"In 1973, Robin Morgan gave the keynote speech at the West Coast Lesbian Conference, in which she criticized Beth Elliott, a performer and organizer of the conference, for being a transgender woman. In this speech she referred to Elliott as a “transsexual male” and used male pronouns throughout, charging her as “an opportunist, an infiltrator, and a destroyer-with the mentality of a rapist." At the end of her speech she called for a vote on ejecting Elliot, with over two-thirds voting to allow her to remain, however the minority threatened to disrupt the conference and Elliot chose to leave after her performance to avoid this. According to an article in The New Yorker in May 2014, that day began a dispute, still ongoing between radical feminists and transgender women more than 40 years later."
- Beth Elliott is a transgender woman and conference organizer and performer, not a "pre-surgery male to female transgender singer who wanted to perform at the conference"
- She was asked to perform at the conference that she also organized- that is relevant information. It is cited in the reference.
- it is more appropriate and more accurate to refer to Beth Elliott as a trans woman rather than a "pre-surgery male to female transgender singer." If you don't agree please see WikiProject LGBT Studies
- No source purports that radical feminist is feminism itself. Source 4 clearly separates the two- thus the distinction is necessary.
- And again trans woman is appropriate, "male-to-female transgender persons" is not.
- A transgender person's gender status, for the record, is not conditional on whether they've completed the surgical phase of the process or not — and, in fact, per people's medical privacy rights, nobody has any right to even ask whether the surgery has been completed or not.
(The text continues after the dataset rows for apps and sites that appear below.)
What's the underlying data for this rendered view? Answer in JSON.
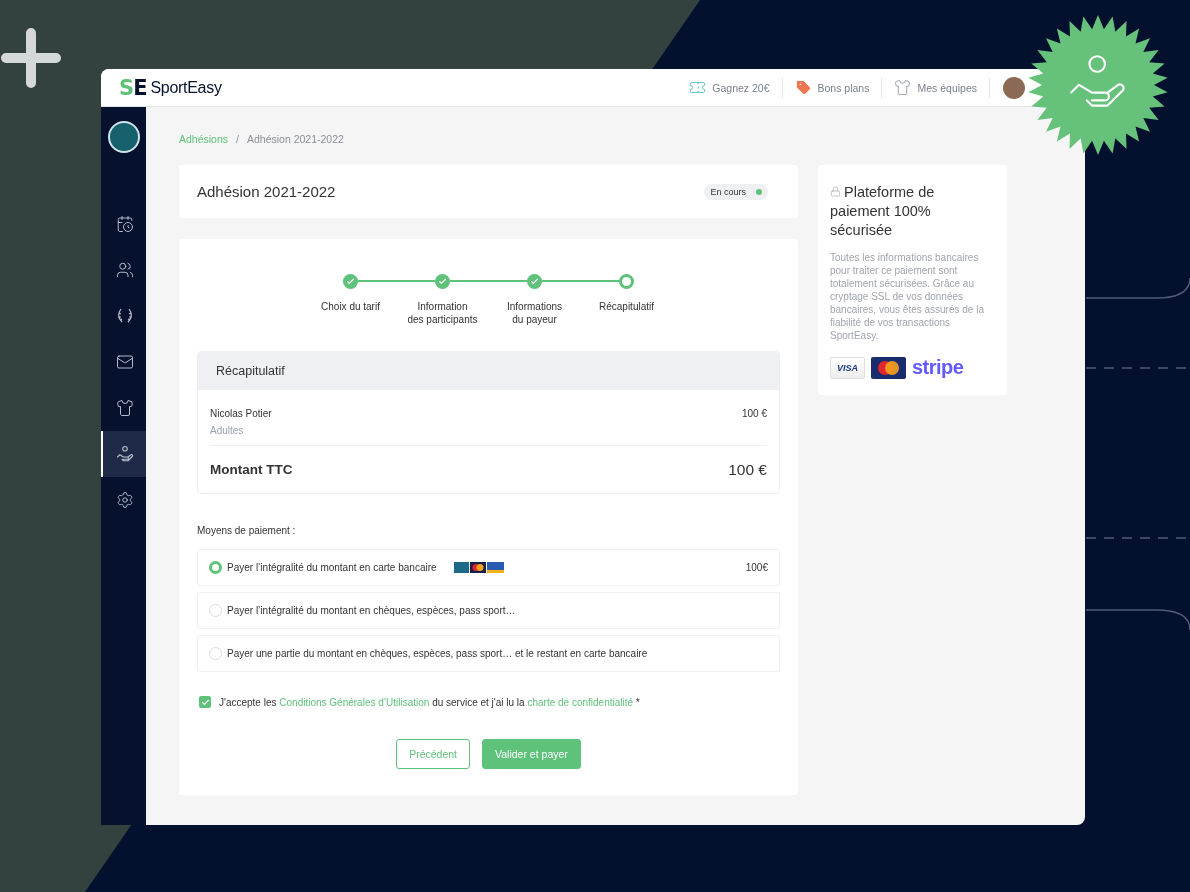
{
  "header": {
    "logo": {
      "mark_left": "S",
      "mark_right": "E",
      "name": "SportEasy"
    },
    "links": [
      {
        "kind": "ticket",
        "label": "Gagnez 20€"
      },
      {
        "kind": "tag",
        "label": "Bons plans"
      },
      {
        "kind": "shirt",
        "label": "Mes équipes"
      }
    ]
  },
  "sidebar": {
    "items": [
      {
        "kind": "calendar",
        "selected": false
      },
      {
        "kind": "people",
        "selected": false
      },
      {
        "kind": "laurel",
        "selected": false
      },
      {
        "kind": "mail",
        "selected": false
      },
      {
        "kind": "shirt",
        "selected": false
      },
      {
        "kind": "hand",
        "selected": true
      },
      {
        "kind": "settings",
        "selected": false
      }
    ]
  },
  "breadcrumb": {
    "parent": "Adhésions",
    "separator": "/",
    "current": "Adhésion 2021-2022"
  },
  "membership": {
    "title": "Adhésion 2021-2022",
    "status": "En cours"
  },
  "steps": [
    {
      "label": "Choix du tarif",
      "done": true
    },
    {
      "label": "Information\ndes participants",
      "done": true
    },
    {
      "label": "Informations\ndu payeur",
      "done": true
    },
    {
      "label": "Récapitulatif",
      "done": false
    }
  ],
  "summary": {
    "title": "Récapitulatif",
    "lines": [
      {
        "name": "Nicolas Potier",
        "category": "Adultes",
        "amount": "100 €"
      }
    ],
    "total_label": "Montant TTC",
    "total": "100 €"
  },
  "payment": {
    "label": "Moyens de paiement :",
    "options": [
      {
        "label": "Payer l’intégralité du montant en carte bancaire",
        "selected": true,
        "cards": true,
        "amount": "100€"
      },
      {
        "label": "Payer l’intégralité du montant en chèques, espèces, pass sport…",
        "selected": false,
        "cards": false
      },
      {
        "label": "Payer une partie du montant en chèques, espèces, pass sport… et le restant en carte bancaire",
        "selected": false,
        "cards": false
      }
    ]
  },
  "terms": {
    "checked": true,
    "before": "J'accepte les ",
    "link_1": "Conditions Générales d’Utilisation",
    "middle": " du service et j'ai lu la ",
    "link_2": "charte de confidentialité",
    "after": " *"
  },
  "buttons": {
    "back": "Précédent",
    "submit": "Valider et payer"
  },
  "security": {
    "title": "Plateforme de paiement 100% sécurisée",
    "text": "Toutes les informations bancaires pour traiter ce paiement sont totalement sécurisées. Grâce au cryptage SSL de vos données bancaires, vous êtes assurés de la fiabilité de vos transactions SportEasy.",
    "visa": "VISA",
    "stripe": "stripe"
  }
}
A transgender person's gender is not up for discussion or debate or weasel-wording about whether they're "really" their gender or not — we use the pronouns and descriptions consistent with the person's own self-reported gender identity, and do not take that right away from transgender people just to accommodate some other people's discomfort with the issue. So, to TLDR it for people, Miffedmess is entirely correct about this. Bearcat (talk) 18:15, 18 June 2016 (UTC)
- Pomerleau, Clark. "Califia Women: Feminist Education against Sexism, Classism, and Racism". p. 28-29.
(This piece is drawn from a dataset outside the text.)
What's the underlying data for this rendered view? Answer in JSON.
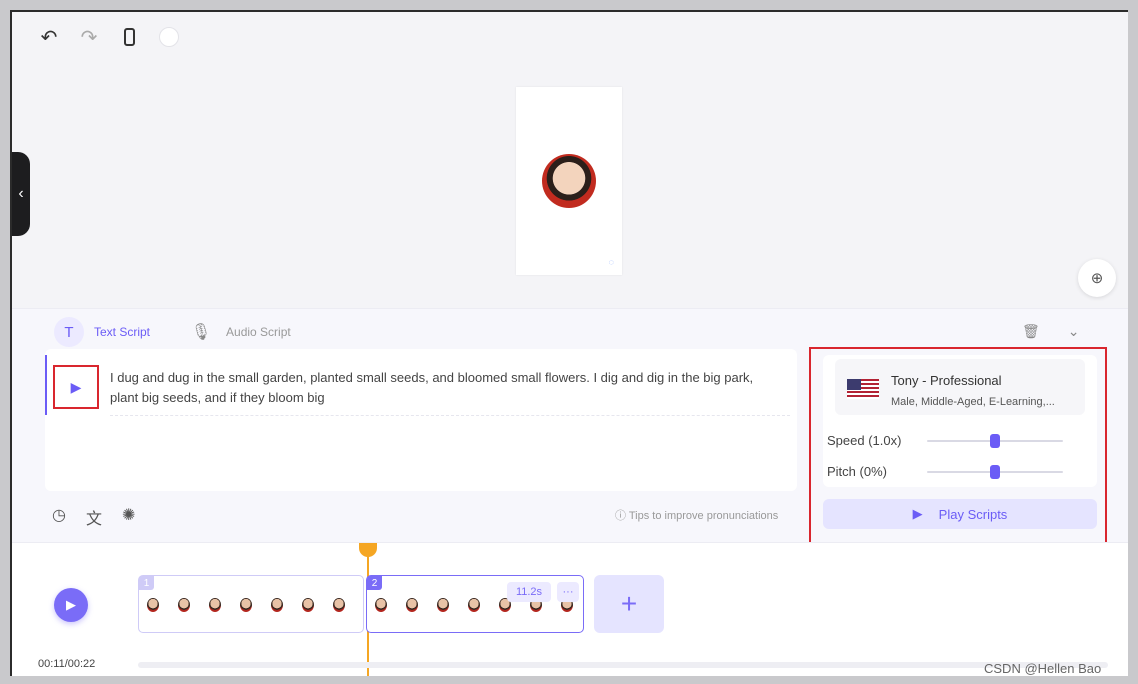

- Robin Morgan, "Keynote Address" Lesbian Tide. May/Jun73, Vol. 2 Issue 10/11, p30-34 (quote p 32); for additional coverage see Pichulina Hampi, Advocate, May 9, 1973, issue 11, p. 4
- Cite error: The named reference
nyorker1was invoked but never defined (see the help page).
- "1973: West Coast TERFs". October 12, 2013.